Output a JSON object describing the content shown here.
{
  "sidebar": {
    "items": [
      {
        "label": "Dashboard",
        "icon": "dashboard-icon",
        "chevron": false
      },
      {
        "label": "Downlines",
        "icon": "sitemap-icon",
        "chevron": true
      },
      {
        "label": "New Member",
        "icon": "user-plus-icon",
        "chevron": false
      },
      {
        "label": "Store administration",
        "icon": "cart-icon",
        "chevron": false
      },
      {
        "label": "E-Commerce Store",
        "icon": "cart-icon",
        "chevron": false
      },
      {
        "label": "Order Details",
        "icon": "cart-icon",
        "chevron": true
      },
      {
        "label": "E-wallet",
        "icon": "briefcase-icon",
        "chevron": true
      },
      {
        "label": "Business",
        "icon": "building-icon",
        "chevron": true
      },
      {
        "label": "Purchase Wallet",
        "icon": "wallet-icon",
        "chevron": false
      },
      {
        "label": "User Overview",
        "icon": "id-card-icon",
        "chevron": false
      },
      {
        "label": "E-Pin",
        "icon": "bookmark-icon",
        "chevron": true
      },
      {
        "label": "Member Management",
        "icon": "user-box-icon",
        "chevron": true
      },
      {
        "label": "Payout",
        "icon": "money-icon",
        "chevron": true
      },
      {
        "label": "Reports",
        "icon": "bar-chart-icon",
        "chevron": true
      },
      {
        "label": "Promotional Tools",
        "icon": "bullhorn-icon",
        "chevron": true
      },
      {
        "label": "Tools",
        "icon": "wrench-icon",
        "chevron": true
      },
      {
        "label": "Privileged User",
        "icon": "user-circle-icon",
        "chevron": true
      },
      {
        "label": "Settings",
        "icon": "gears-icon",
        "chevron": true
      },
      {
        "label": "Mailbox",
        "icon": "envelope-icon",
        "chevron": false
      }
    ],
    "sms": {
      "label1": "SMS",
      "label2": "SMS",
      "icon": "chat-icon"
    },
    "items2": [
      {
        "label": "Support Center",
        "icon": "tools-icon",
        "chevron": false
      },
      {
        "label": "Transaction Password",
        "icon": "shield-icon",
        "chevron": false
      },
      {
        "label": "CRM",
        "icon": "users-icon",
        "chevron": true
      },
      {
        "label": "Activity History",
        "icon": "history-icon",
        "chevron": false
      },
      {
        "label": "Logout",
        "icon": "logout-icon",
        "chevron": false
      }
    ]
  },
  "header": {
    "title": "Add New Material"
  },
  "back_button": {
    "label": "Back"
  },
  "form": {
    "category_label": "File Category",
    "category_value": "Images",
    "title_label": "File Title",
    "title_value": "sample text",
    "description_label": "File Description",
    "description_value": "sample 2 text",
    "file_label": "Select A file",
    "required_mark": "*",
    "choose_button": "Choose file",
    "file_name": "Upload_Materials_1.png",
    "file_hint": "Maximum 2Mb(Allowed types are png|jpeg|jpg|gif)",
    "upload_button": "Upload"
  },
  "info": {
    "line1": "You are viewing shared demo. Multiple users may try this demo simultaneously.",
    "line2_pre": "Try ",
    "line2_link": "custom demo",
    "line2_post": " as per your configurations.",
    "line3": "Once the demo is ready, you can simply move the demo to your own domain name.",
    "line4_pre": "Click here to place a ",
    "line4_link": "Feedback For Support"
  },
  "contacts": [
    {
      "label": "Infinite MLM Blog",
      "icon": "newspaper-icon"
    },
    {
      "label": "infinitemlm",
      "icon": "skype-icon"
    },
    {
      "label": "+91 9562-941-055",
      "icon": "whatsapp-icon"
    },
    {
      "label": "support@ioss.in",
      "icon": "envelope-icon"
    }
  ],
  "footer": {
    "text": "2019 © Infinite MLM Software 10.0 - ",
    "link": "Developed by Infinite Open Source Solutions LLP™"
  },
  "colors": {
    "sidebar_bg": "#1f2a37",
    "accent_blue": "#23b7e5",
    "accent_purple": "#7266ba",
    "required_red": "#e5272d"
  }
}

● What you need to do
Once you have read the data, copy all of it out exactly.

● Written solution
Output a JSON object describing the content shown here.
{
  "sidebar": {
    "items": [
      {
        "label": "Dashboard",
        "icon": "dashboard-icon",
        "chevron": false
      },
      {
        "label": "Downlines",
        "icon": "sitemap-icon",
        "chevron": true
      },
      {
        "label": "New Member",
        "icon": "user-plus-icon",
        "chevron": false
      },
      {
        "label": "Store administration",
        "icon": "cart-icon",
        "chevron": false
      },
      {
        "label": "E-Commerce Store",
        "icon": "cart-icon",
        "chevron": false
      },
      {
        "label": "Order Details",
        "icon": "cart-icon",
        "chevron": true
      },
      {
        "label": "E-wallet",
        "icon": "briefcase-icon",
        "chevron": true
      },
      {
        "label": "Business",
        "icon": "building-icon",
        "chevron": true
      },
      {
        "label": "Purchase Wallet",
        "icon": "wallet-icon",
        "chevron": false
      },
      {
        "label": "User Overview",
        "icon": "id-card-icon",
        "chevron": false
      },
      {
        "label": "E-Pin",
        "icon": "bookmark-icon",
        "chevron": true
      },
      {
        "label": "Member Management",
        "icon": "user-box-icon",
        "chevron": true
      },
      {
        "label": "Payout",
        "icon": "money-icon",
        "chevron": true
      },
      {
        "label": "Reports",
        "icon": "bar-chart-icon",
        "chevron": true
      },
      {
        "label": "Promotional Tools",
        "icon": "bullhorn-icon",
        "chevron": true
      },
      {
        "label": "Tools",
        "icon": "wrench-icon",
        "chevron": true
      },
      {
        "label": "Privileged User",
        "icon": "user-circle-icon",
        "chevron": true
      },
      {
        "label": "Settings",
        "icon": "gears-icon",
        "chevron": true
      },
      {
        "label": "Mailbox",
        "icon": "envelope-icon",
        "chevron": false
      }
    ],
    "sms": {
      "label1": "SMS",
      "label2": "SMS",
      "icon": "chat-icon"
    },
    "items2": [
      {
        "label": "Support Center",
        "icon": "tools-icon",
        "chevron": false
      },
      {
        "label": "Transaction Password",
        "icon": "shield-icon",
        "chevron": false
      },
      {
        "label": "CRM",
        "icon": "users-icon",
        "chevron": true
      },
      {
        "label": "Activity History",
        "icon": "history-icon",
        "chevron": false
      },
      {
        "label": "Logout",
        "icon": "logout-icon",
        "chevron": false
      }
    ]
  },
  "header": {
    "title": "Add New Material"
  },
  "back_button": {
    "label": "Back"
  },
  "form": {
    "category_label": "File Category",
    "category_value": "Images",
    "title_label": "File Title",
    "title_value": "sample text",
    "description_label": "File Description",
    "description_value": "sample 2 text",
    "file_label": "Select A file",
    "required_mark": "*",
    "choose_button": "Choose file",
    "file_name": "Upload_Materials_1.png",
    "file_hint": "Maximum 2Mb(Allowed types are png|jpeg|jpg|gif)",
    "upload_button": "Upload"
  },
  "info": {
    "line1": "You are viewing shared demo. Multiple users may try this demo simultaneously.",
    "line2_pre": "Try ",
    "line2_link": "custom demo",
    "line2_post": " as per your configurations.",
    "line3": "Once the demo is ready, you can simply move the demo to your own domain name.",
    "line4_pre": "Click here to place a ",
    "line4_link": "Feedback For Support"
  },
  "contacts": [
    {
      "label": "Infinite MLM Blog",
      "icon": "newspaper-icon"
    },
    {
      "label": "infinitemlm",
      "icon": "skype-icon"
    },
    {
      "label": "+91 9562-941-055",
      "icon": "whatsapp-icon"
    },
    {
      "label": "support@ioss.in",
      "icon": "envelope-icon"
    }
  ],
  "footer": {
    "text": "2019 © Infinite MLM Software 10.0 - ",
    "link": "Developed by Infinite Open Source Solutions LLP™"
  },
  "colors": {
    "sidebar_bg": "#1f2a37",
    "accent_blue": "#23b7e5",
    "accent_purple": "#7266ba",
    "required_red": "#e5272d"
  }
}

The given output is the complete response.